┌──
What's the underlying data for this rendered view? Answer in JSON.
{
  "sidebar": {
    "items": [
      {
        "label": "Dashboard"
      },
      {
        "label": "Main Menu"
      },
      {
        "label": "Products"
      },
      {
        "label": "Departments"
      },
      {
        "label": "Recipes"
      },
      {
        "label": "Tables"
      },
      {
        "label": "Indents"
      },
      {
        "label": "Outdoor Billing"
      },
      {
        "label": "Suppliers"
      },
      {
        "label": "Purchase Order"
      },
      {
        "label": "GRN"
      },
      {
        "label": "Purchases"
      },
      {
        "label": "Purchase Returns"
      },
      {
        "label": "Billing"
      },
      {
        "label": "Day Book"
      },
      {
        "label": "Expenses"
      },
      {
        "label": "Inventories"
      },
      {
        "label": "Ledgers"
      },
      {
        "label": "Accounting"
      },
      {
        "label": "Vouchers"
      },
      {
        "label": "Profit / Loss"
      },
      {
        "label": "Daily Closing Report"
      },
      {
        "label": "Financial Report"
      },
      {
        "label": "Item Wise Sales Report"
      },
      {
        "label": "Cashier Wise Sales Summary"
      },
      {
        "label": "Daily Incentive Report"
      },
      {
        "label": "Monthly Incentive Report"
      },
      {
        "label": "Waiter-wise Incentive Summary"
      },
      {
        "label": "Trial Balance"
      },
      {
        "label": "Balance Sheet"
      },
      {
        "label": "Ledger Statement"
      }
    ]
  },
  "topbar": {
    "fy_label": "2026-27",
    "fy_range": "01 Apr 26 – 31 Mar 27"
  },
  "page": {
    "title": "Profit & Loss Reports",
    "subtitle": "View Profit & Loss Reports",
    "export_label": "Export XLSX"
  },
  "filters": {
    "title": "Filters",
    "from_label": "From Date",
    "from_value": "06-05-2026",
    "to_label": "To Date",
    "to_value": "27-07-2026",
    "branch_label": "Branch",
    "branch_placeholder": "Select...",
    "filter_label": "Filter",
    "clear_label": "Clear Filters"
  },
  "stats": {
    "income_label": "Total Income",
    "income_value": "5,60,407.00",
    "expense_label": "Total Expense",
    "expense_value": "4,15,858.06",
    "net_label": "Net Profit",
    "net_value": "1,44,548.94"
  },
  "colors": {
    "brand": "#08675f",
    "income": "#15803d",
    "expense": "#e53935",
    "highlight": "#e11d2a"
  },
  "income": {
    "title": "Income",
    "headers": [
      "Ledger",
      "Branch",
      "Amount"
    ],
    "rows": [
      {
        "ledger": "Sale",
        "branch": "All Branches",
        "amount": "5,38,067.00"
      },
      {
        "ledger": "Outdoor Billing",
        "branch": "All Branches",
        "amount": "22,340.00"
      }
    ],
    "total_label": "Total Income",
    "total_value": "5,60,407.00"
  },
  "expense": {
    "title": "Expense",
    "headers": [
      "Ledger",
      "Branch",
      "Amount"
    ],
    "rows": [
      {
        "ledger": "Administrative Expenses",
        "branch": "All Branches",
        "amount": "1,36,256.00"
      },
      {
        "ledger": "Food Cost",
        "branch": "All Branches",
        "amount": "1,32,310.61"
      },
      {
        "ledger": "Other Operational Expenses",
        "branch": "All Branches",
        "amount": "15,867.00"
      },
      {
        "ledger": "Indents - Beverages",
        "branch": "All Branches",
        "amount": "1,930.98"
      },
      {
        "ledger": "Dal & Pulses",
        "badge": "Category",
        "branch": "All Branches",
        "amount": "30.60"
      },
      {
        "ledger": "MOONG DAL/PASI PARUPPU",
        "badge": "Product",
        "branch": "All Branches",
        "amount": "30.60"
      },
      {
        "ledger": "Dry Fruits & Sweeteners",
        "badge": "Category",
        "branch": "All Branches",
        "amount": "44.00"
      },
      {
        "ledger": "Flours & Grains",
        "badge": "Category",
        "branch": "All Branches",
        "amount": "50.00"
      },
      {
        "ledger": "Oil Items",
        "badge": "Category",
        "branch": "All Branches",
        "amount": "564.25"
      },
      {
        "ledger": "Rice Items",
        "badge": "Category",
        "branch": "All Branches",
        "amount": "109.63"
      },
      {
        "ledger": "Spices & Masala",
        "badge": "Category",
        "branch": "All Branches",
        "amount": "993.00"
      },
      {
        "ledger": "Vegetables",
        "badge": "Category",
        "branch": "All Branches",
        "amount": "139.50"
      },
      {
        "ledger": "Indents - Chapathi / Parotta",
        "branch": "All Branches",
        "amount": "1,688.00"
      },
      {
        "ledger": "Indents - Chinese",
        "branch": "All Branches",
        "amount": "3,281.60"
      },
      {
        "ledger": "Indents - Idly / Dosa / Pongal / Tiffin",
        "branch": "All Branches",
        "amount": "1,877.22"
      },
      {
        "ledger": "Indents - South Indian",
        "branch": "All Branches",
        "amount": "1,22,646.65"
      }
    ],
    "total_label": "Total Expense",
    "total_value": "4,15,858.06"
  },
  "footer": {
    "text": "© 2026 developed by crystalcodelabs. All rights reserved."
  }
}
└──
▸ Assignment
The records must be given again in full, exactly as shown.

▸ Exercise solution
What's the underlying data for this rendered view? Answer in JSON.
{
  "sidebar": {
    "items": [
      {
        "label": "Dashboard"
      },
      {
        "label": "Main Menu"
      },
      {
        "label": "Products"
      },
      {
        "label": "Departments"
      },
      {
        "label": "Recipes"
      },
      {
        "label": "Tables"
      },
      {
        "label": "Indents"
      },
      {
        "label": "Outdoor Billing"
      },
      {
        "label": "Suppliers"
      },
      {
        "label": "Purchase Order"
      },
      {
        "label": "GRN"
      },
      {
        "label": "Purchases"
      },
      {
        "label": "Purchase Returns"
      },
      {
        "label": "Billing"
      },
      {
        "label": "Day Book"
      },
      {
        "label": "Expenses"
      },
      {
        "label": "Inventories"
      },
      {
        "label": "Ledgers"
      },
      {
        "label": "Accounting"
      },
      {
        "label": "Vouchers"
      },
      {
        "label": "Profit / Loss"
      },
      {
        "label": "Daily Closing Report"
      },
      {
        "label": "Financial Report"
      },
      {
        "label": "Item Wise Sales Report"
      },
      {
        "label": "Cashier Wise Sales Summary"
      },
      {
        "label": "Daily Incentive Report"
      },
      {
        "label": "Monthly Incentive Report"
      },
      {
        "label": "Waiter-wise Incentive Summary"
      },
      {
        "label": "Trial Balance"
      },
      {
        "label": "Balance Sheet"
      },
      {
        "label": "Ledger Statement"
      }
    ]
  },
  "topbar": {
    "fy_label": "2026-27",
    "fy_range": "01 Apr 26 – 31 Mar 27"
  },
  "page": {
    "title": "Profit & Loss Reports",
    "subtitle": "View Profit & Loss Reports",
    "export_label": "Export XLSX"
  },
  "filters": {
    "title": "Filters",
    "from_label": "From Date",
    "from_value": "06-05-2026",
    "to_label": "To Date",
    "to_value": "27-07-2026",
    "branch_label": "Branch",
    "branch_placeholder": "Select...",
    "filter_label": "Filter",
    "clear_label": "Clear Filters"
  },
  "stats": {
    "income_label": "Total Income",
    "income_value": "5,60,407.00",
    "expense_label": "Total Expense",
    "expense_value": "4,15,858.06",
    "net_label": "Net Profit",
    "net_value": "1,44,548.94"
  },
  "colors": {
    "brand": "#08675f",
    "income": "#15803d",
    "expense": "#e53935",
    "highlight": "#e11d2a"
  },
  "income": {
    "title": "Income",
    "headers": [
      "Ledger",
      "Branch",
      "Amount"
    ],
    "rows": [
      {
        "ledger": "Sale",
        "branch": "All Branches",
        "amount": "5,38,067.00"
      },
      {
        "ledger": "Outdoor Billing",
        "branch": "All Branches",
        "amount": "22,340.00"
      }
    ],
    "total_label": "Total Income",
    "total_value": "5,60,407.00"
  },
  "expense": {
    "title": "Expense",
    "headers": [
      "Ledger",
      "Branch",
      "Amount"
    ],
    "rows": [
      {
        "ledger": "Administrative Expenses",
        "branch": "All Branches",
        "amount": "1,36,256.00"
      },
      {
        "ledger": "Food Cost",
        "branch": "All Branches",
        "amount": "1,32,310.61"
      },
      {
        "ledger": "Other Operational Expenses",
        "branch": "All Branches",
        "amount": "15,867.00"
      },
      {
        "ledger": "Indents - Beverages",
        "branch": "All Branches",
        "amount": "1,930.98"
      },
      {
        "ledger": "Dal & Pulses",
        "badge": "Category",
        "branch": "All Branches",
        "amount": "30.60"
      },
      {
        "ledger": "MOONG DAL/PASI PARUPPU",
        "badge": "Product",
        "branch": "All Branches",
        "amount": "30.60"
      },
      {
        "ledger": "Dry Fruits & Sweeteners",
        "badge": "Category",
        "branch": "All Branches",
        "amount": "44.00"
      },
      {
        "ledger": "Flours & Grains",
        "badge": "Category",
        "branch": "All Branches",
        "amount": "50.00"
      },
      {
        "ledger": "Oil Items",
        "badge": "Category",
        "branch": "All Branches",
        "amount": "564.25"
      },
      {
        "ledger": "Rice Items",
        "badge": "Category",
        "branch": "All Branches",
        "amount": "109.63"
      },
      {
        "ledger": "Spices & Masala",
        "badge": "Category",
        "branch": "All Branches",
        "amount": "993.00"
      },
      {
        "ledger": "Vegetables",
        "badge": "Category",
        "branch": "All Branches",
        "amount": "139.50"
      },
      {
        "ledger": "Indents - Chapathi / Parotta",
        "branch": "All Branches",
        "amount": "1,688.00"
      },
      {
        "ledger": "Indents - Chinese",
        "branch": "All Branches",
        "amount": "3,281.60"
      },
      {
        "ledger": "Indents - Idly / Dosa / Pongal / Tiffin",
        "branch": "All Branches",
        "amount": "1,877.22"
      },
      {
        "ledger": "Indents - South Indian",
        "branch": "All Branches",
        "amount": "1,22,646.65"
      }
    ],
    "total_label": "Total Expense",
    "total_value": "4,15,858.06"
  },
  "footer": {
    "text": "© 2026 developed by crystalcodelabs. All rights reserved."
  }
}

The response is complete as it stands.